**EXERCISE OBJECTIVE**.
Your answer should consist of the lines holding "lsku", copied from the material below.

== DATASET EXTRACT

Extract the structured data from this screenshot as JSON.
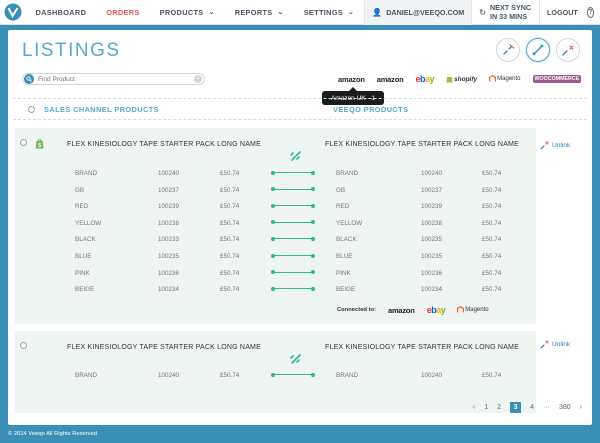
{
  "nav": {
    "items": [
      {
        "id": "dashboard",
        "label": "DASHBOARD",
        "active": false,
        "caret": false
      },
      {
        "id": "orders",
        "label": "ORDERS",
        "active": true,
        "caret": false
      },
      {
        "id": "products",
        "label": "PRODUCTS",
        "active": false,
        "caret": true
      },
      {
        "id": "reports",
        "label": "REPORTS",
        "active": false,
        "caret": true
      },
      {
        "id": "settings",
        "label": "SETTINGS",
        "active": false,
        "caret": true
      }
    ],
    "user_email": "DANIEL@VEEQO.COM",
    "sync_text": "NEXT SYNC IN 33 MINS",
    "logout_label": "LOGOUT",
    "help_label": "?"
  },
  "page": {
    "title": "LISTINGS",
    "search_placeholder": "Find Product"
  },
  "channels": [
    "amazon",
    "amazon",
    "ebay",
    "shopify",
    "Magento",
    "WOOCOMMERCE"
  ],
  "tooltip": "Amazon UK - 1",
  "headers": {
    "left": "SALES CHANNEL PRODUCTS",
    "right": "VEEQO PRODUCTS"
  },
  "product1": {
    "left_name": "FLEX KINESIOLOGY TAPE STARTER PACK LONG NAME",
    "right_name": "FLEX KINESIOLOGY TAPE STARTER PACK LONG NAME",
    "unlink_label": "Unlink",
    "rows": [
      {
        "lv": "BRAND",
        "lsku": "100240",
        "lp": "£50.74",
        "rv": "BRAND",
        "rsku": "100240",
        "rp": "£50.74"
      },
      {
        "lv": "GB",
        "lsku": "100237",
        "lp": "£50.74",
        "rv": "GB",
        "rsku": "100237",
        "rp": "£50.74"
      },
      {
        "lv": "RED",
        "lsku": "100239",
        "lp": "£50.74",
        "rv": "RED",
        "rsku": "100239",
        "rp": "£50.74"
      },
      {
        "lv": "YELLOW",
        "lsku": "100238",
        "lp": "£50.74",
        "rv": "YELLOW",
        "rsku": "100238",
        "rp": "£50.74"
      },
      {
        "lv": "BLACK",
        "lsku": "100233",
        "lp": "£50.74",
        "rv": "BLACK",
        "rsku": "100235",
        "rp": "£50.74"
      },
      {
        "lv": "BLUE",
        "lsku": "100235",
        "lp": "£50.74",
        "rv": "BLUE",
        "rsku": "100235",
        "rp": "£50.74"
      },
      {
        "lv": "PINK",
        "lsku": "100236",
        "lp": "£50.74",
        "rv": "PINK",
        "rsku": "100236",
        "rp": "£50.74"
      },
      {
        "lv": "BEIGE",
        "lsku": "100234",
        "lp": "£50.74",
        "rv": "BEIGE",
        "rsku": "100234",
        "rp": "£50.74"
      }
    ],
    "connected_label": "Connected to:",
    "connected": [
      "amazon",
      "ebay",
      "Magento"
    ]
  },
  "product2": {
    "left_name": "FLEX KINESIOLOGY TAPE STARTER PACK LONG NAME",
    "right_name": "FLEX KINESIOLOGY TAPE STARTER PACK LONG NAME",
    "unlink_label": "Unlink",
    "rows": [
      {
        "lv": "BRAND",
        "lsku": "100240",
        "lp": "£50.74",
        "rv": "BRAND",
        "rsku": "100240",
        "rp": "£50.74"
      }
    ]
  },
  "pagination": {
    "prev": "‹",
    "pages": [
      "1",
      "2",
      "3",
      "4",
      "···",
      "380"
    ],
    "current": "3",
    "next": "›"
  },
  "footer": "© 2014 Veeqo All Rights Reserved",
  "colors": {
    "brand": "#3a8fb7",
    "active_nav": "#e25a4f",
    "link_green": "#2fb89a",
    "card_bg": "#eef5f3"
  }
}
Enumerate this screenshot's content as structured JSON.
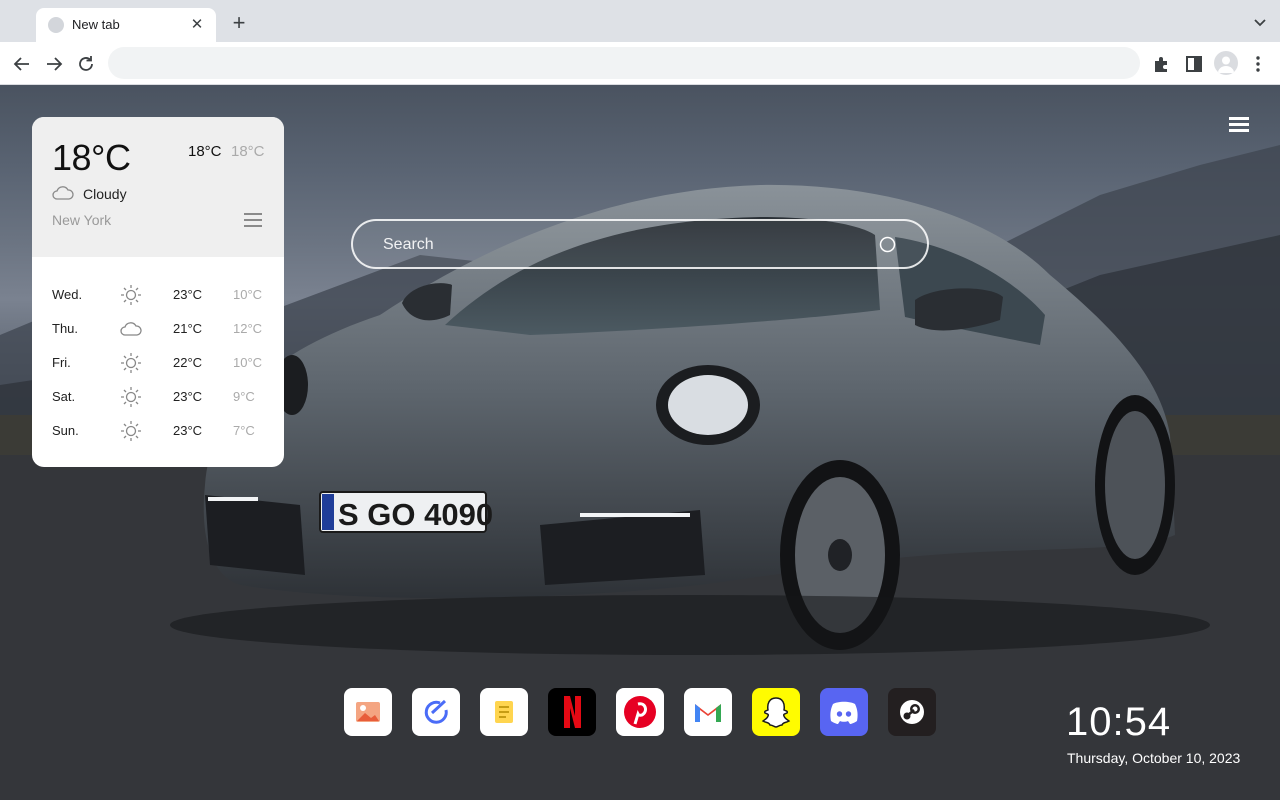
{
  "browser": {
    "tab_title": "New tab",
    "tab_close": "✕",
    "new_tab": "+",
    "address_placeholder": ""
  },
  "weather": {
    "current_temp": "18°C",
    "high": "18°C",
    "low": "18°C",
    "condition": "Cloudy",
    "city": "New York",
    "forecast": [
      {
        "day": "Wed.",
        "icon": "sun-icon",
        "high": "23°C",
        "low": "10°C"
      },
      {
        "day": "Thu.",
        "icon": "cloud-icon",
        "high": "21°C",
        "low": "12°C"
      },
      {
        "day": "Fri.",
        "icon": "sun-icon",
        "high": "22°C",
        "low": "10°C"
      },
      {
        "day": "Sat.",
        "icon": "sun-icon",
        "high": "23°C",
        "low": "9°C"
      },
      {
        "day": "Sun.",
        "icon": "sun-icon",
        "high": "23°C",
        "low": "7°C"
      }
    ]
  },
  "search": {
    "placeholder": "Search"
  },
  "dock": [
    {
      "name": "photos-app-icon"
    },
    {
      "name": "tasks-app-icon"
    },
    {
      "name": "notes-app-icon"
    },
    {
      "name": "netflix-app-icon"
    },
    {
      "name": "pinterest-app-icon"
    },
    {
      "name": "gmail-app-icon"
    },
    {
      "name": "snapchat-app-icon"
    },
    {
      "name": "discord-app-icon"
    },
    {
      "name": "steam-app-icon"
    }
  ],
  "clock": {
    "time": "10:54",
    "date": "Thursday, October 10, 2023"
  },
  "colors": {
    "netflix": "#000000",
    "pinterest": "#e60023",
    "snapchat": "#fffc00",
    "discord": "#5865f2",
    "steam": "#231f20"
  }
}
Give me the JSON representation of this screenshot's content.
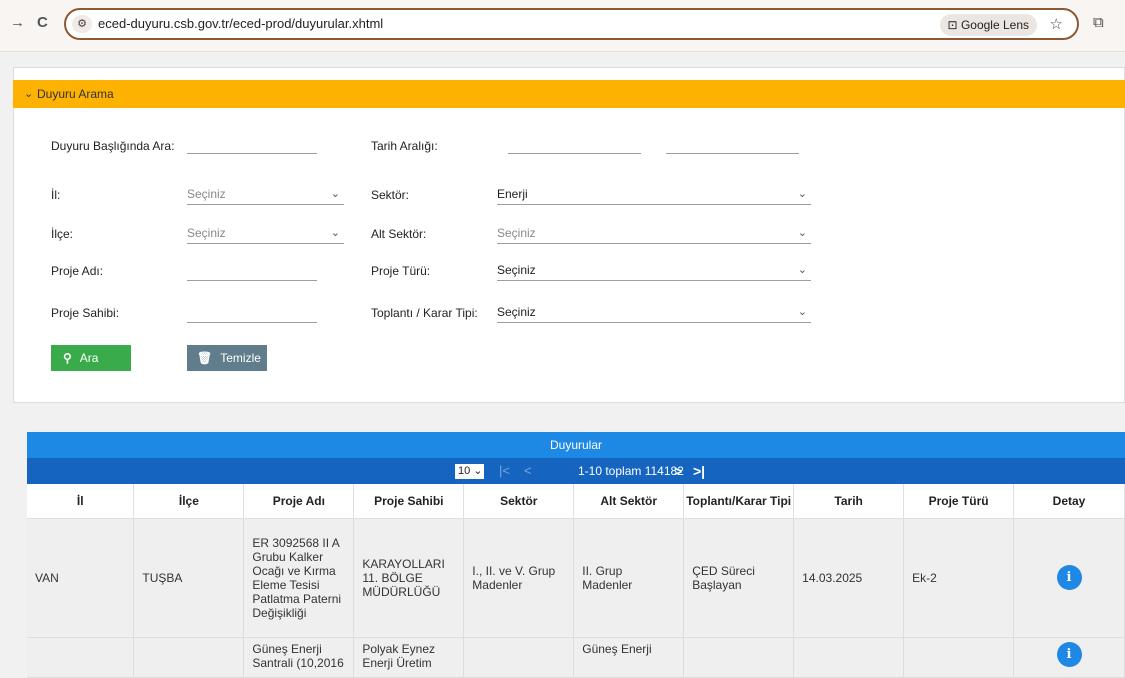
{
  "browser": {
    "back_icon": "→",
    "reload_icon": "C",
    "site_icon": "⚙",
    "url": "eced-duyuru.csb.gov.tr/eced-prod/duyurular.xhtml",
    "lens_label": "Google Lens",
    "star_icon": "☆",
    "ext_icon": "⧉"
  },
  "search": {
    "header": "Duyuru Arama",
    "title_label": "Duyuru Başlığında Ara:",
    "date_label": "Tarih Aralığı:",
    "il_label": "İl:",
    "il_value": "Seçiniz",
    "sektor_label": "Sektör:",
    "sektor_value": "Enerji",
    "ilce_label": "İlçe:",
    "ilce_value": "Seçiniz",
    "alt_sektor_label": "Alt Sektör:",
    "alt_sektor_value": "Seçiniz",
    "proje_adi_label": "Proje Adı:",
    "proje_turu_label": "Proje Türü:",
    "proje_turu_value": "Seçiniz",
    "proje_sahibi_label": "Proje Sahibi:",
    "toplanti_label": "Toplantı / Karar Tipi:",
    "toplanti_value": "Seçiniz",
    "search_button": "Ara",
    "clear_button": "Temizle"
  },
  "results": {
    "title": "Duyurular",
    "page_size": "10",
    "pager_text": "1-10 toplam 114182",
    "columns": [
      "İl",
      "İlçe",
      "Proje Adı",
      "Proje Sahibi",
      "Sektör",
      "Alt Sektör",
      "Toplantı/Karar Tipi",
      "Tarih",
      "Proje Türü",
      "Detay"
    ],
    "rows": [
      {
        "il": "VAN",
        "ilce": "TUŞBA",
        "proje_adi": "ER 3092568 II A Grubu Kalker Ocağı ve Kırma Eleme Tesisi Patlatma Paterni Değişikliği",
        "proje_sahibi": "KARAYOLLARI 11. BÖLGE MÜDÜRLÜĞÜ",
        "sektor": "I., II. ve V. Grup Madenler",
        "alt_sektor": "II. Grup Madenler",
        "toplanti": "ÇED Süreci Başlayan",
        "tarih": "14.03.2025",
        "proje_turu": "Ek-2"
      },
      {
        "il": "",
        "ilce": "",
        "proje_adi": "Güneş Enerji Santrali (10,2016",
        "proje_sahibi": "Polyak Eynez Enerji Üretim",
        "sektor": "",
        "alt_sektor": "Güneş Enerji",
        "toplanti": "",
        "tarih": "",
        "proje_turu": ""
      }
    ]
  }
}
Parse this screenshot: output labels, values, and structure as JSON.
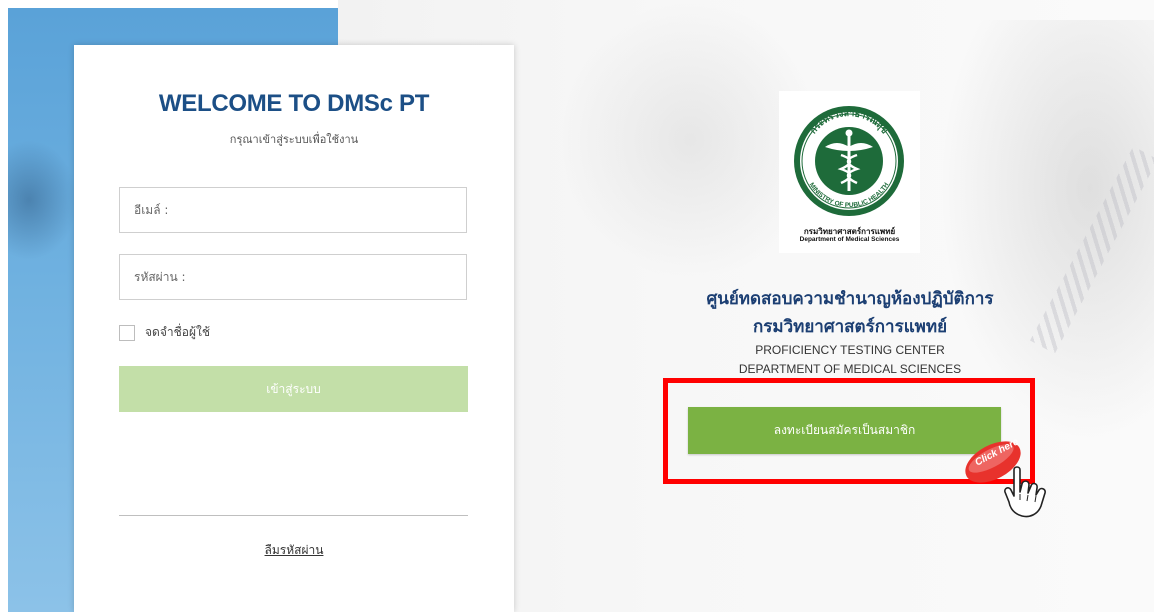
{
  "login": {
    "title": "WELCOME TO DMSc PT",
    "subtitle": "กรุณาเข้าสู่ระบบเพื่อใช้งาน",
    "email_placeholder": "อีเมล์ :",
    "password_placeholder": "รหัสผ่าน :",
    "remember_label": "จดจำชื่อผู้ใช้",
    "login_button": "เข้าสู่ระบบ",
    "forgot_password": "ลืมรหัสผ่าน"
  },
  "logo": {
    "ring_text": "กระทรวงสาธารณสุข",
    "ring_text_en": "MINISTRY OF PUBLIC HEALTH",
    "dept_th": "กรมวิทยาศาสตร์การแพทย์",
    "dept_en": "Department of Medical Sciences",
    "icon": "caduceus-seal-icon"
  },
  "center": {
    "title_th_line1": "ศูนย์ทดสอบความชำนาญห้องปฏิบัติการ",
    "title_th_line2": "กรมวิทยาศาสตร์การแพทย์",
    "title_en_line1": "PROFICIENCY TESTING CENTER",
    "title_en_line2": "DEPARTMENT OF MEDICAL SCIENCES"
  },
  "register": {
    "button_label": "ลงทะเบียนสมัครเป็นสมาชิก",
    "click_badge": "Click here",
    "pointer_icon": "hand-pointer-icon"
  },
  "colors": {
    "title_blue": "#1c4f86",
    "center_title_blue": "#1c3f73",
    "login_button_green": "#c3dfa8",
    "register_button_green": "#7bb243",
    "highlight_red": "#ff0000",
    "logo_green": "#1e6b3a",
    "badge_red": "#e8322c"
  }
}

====

**THE ANSWER**.
        "lsku": "100240",
        "lsku": "100237",
        "lsku": "100239",
        "lsku": "100238",
        "lsku": "100233",
        "lsku": "100235",
        "lsku": "100236",
        "lsku": "100234",
        "lsku": "100240",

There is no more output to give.